## TASK DETAILS
Across the records below, how many lines include the word "Favoriten"? State only the number.

## INPUT DATA
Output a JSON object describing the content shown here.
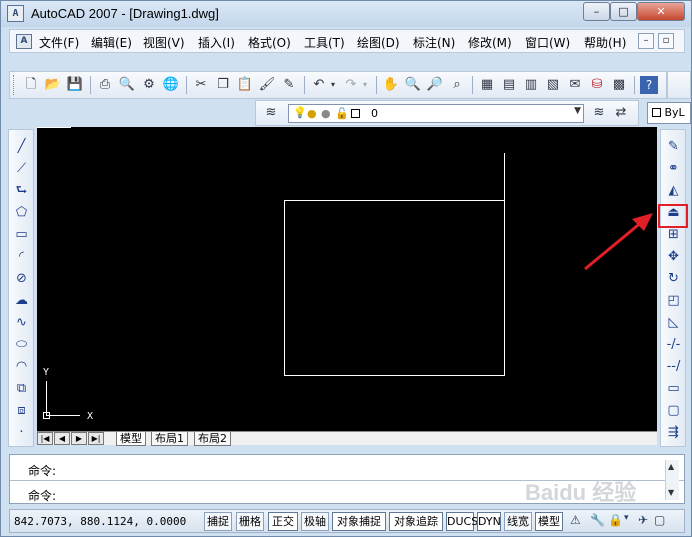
{
  "window": {
    "title": "AutoCAD 2007 - [Drawing1.dwg]",
    "app_icon": "autocad-logo-icon"
  },
  "title_buttons": {
    "minimize": "–",
    "maximize": "□",
    "close": "✕"
  },
  "menu": {
    "items": [
      "文件(F)",
      "编辑(E)",
      "视图(V)",
      "插入(I)",
      "格式(O)",
      "工具(T)",
      "绘图(D)",
      "标注(N)",
      "修改(M)",
      "窗口(W)",
      "帮助(H)"
    ],
    "doc_min": "–",
    "doc_restore": "▫"
  },
  "layer": {
    "current": "0",
    "linetype_box": "ByL"
  },
  "canvas": {
    "ucs_y_label": "Y",
    "ucs_x_label": "X"
  },
  "tabs": {
    "nav": [
      "|◀",
      "◀",
      "▶",
      "▶|"
    ],
    "items": [
      "模型",
      "布局1",
      "布局2"
    ],
    "active": 0
  },
  "command": {
    "line1": "命令:",
    "line2": "命令:",
    "scroll_up": "▲",
    "scroll_down": "▼"
  },
  "watermark": "Baidu 经验",
  "status": {
    "coords": "842.7073,  880.1124, 0.0000",
    "buttons": [
      "捕捉",
      "栅格",
      "正交",
      "极轴",
      "对象捕捉",
      "对象追踪",
      "DUCS",
      "DYN",
      "线宽",
      "模型"
    ],
    "active_buttons": [
      "正交",
      "对象捕捉",
      "对象追踪",
      "DUCS",
      "DYN",
      "模型"
    ]
  },
  "colors": {
    "canvas_bg": "#000000",
    "highlight": "#e21f26",
    "chrome": "#cfe0f1"
  }
}
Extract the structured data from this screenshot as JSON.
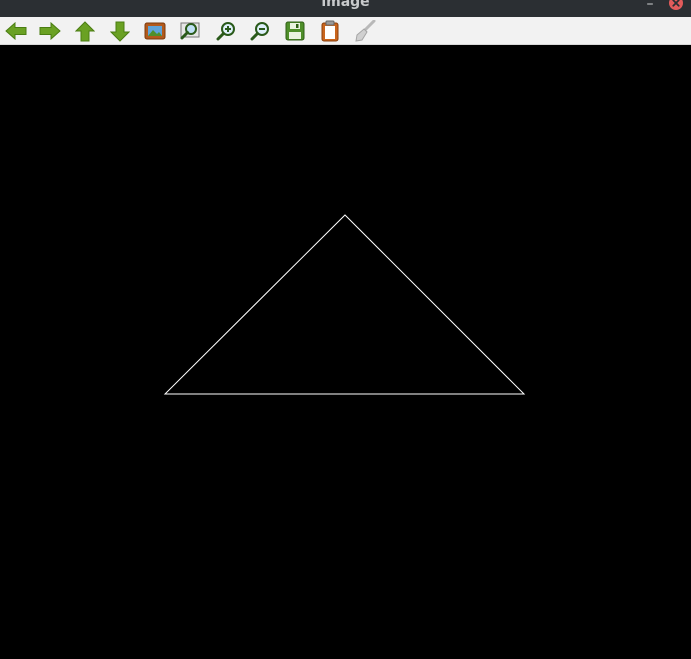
{
  "window": {
    "title": "image",
    "minimize_glyph": "–",
    "close_icon": "close-icon"
  },
  "toolbar": {
    "tools": [
      {
        "name": "back-arrow-icon"
      },
      {
        "name": "forward-arrow-icon"
      },
      {
        "name": "up-arrow-icon"
      },
      {
        "name": "down-arrow-icon"
      },
      {
        "name": "picture-icon"
      },
      {
        "name": "zoom-fit-icon"
      },
      {
        "name": "zoom-in-icon"
      },
      {
        "name": "zoom-out-icon"
      },
      {
        "name": "save-icon"
      },
      {
        "name": "clipboard-icon"
      },
      {
        "name": "clear-brush-icon"
      }
    ]
  },
  "colors": {
    "arrow_green": "#6aa123",
    "canvas_background": "#000000",
    "shape_stroke": "#ffffff",
    "close_red": "#e25b5b"
  },
  "canvas": {
    "shape": "triangle"
  }
}
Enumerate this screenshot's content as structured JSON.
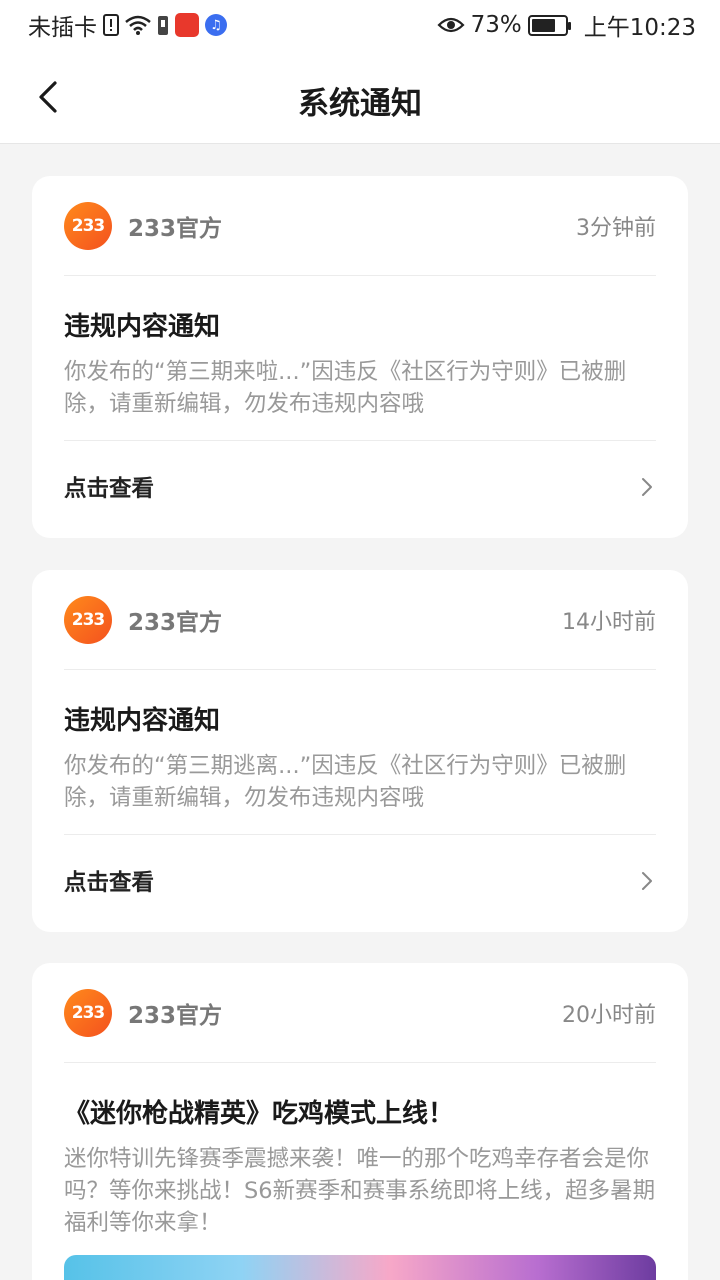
{
  "status_bar": {
    "carrier": "未插卡",
    "battery_percent": "73%",
    "battery_level": 0.73,
    "time": "上午10:23",
    "icons": [
      "sim-alert-icon",
      "wifi-icon",
      "sim-icon",
      "app-red-icon",
      "music-icon",
      "eye-icon",
      "battery-icon"
    ]
  },
  "nav": {
    "title": "系统通知",
    "back_icon": "chevron-left-icon"
  },
  "notifications": [
    {
      "sender": "233官方",
      "logo_text": "233",
      "time": "3分钟前",
      "title": "违规内容通知",
      "body": "你发布的“第三期来啦...”因违反《社区行为守则》已被删除，请重新编辑，勿发布违规内容哦",
      "action": "点击查看"
    },
    {
      "sender": "233官方",
      "logo_text": "233",
      "time": "14小时前",
      "title": "违规内容通知",
      "body": "你发布的“第三期逃离...”因违反《社区行为守则》已被删除，请重新编辑，勿发布违规内容哦",
      "action": "点击查看"
    },
    {
      "sender": "233官方",
      "logo_text": "233",
      "time": "20小时前",
      "title": "《迷你枪战精英》吃鸡模式上线！",
      "body": "迷你特训先锋赛季震撼来袭！唯一的那个吃鸡幸存者会是你吗？等你来挑战！S6新赛季和赛事系统即将上线，超多暑期福利等你来拿！"
    }
  ]
}
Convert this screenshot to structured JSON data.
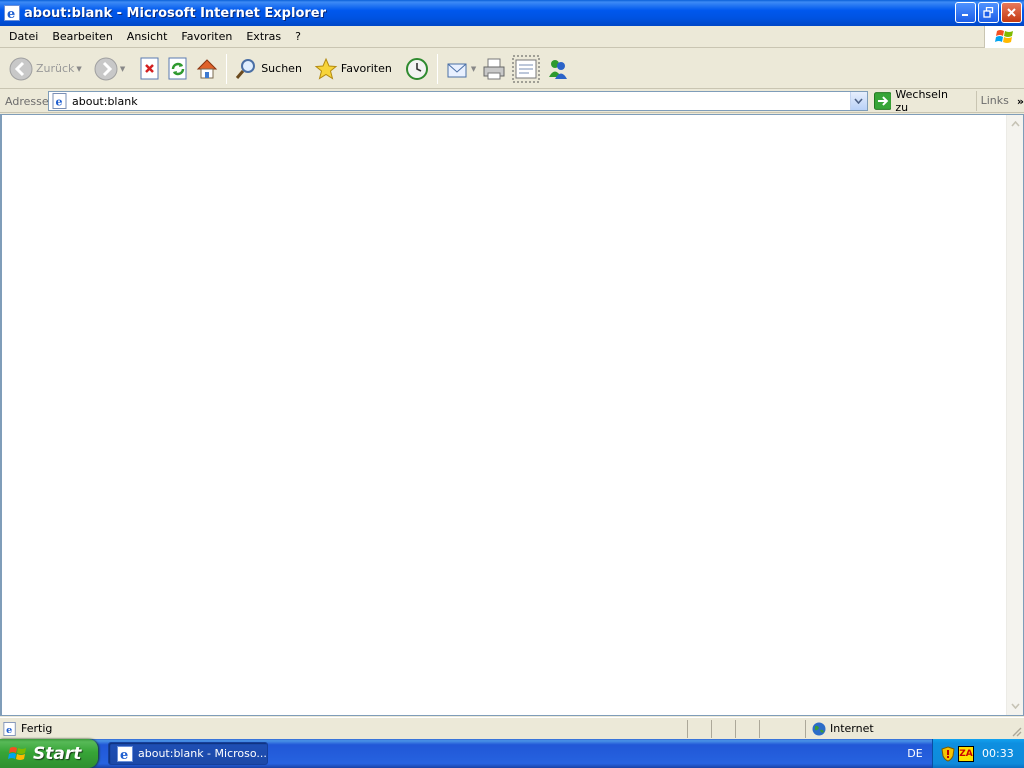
{
  "window": {
    "title": "about:blank - Microsoft Internet Explorer",
    "app_icon": "ie-icon",
    "controls": [
      "minimize-icon",
      "restore-icon",
      "close-icon"
    ]
  },
  "menubar": {
    "items": [
      "Datei",
      "Bearbeiten",
      "Ansicht",
      "Favoriten",
      "Extras",
      "?"
    ]
  },
  "toolbar": {
    "back_label": "Zurück",
    "search_label": "Suchen",
    "favorites_label": "Favoriten"
  },
  "address": {
    "label": "Adresse",
    "value": "about:blank",
    "go_label": "Wechseln zu",
    "links_label": "Links",
    "more": "»"
  },
  "statusbar": {
    "status": "Fertig",
    "zone": "Internet"
  },
  "taskbar": {
    "start_label": "Start",
    "task_label": "about:blank - Microso...",
    "language": "DE",
    "clock": "00:33"
  },
  "colors": {
    "titlebar": "#0058ee",
    "taskbar": "#2663e0",
    "start_button": "#37a537",
    "tray": "#0f8bdb"
  }
}
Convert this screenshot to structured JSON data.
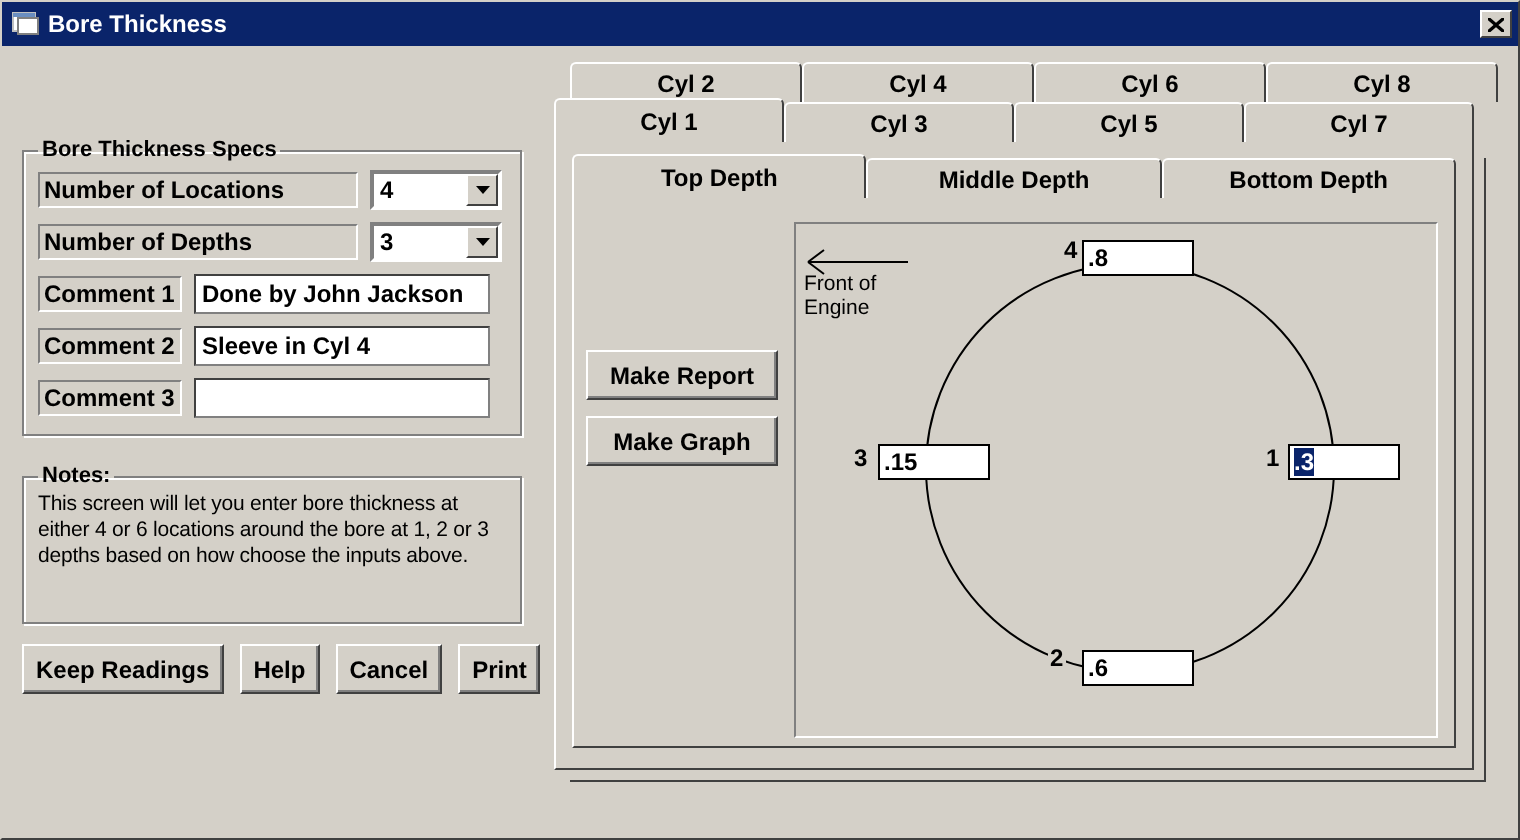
{
  "window": {
    "title": "Bore Thickness"
  },
  "specs": {
    "title": "Bore Thickness Specs",
    "fields": [
      {
        "kind": "dropdown",
        "label": "Number of Locations",
        "value": "4"
      },
      {
        "kind": "dropdown",
        "label": "Number of Depths",
        "value": "3"
      },
      {
        "kind": "text",
        "label": "Comment 1",
        "value": "Done by John Jackson"
      },
      {
        "kind": "text",
        "label": "Comment 2",
        "value": "Sleeve in Cyl 4"
      },
      {
        "kind": "text",
        "label": "Comment 3"
      }
    ]
  },
  "notes": {
    "title": "Notes:",
    "text": "This screen will let you enter bore thickness at either 4 or 6 locations around the bore at 1, 2 or 3 depths based on how choose the inputs above."
  },
  "buttons": [
    "Keep Readings",
    "Help",
    "Cancel",
    "Print"
  ],
  "cylinder_tabs": {
    "back_row": [
      {
        "label": "Cyl 2",
        "selected": false
      },
      {
        "label": "Cyl 4",
        "selected": false
      },
      {
        "label": "Cyl 6",
        "selected": false
      },
      {
        "label": "Cyl 8",
        "selected": false
      }
    ],
    "front_row": [
      {
        "label": "Cyl 1",
        "selected": true
      },
      {
        "label": "Cyl 3",
        "selected": false
      },
      {
        "label": "Cyl 5",
        "selected": false
      },
      {
        "label": "Cyl 7",
        "selected": false
      }
    ]
  },
  "depth_tabs": [
    {
      "label": "Top Depth",
      "selected": true
    },
    {
      "label": "Middle Depth",
      "selected": false
    },
    {
      "label": "Bottom Depth",
      "selected": false
    }
  ],
  "actions": [
    "Make Report",
    "Make Graph"
  ],
  "diagram": {
    "direction_label": "Front of Engine",
    "readings": [
      {
        "number": "1",
        "value": ".3",
        "highlighted": true
      },
      {
        "number": "2",
        "value": ".6",
        "highlighted": false
      },
      {
        "number": "3",
        "value": ".15",
        "highlighted": false
      },
      {
        "number": "4",
        "value": ".8",
        "highlighted": false
      }
    ]
  }
}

## ANSWER BOX
2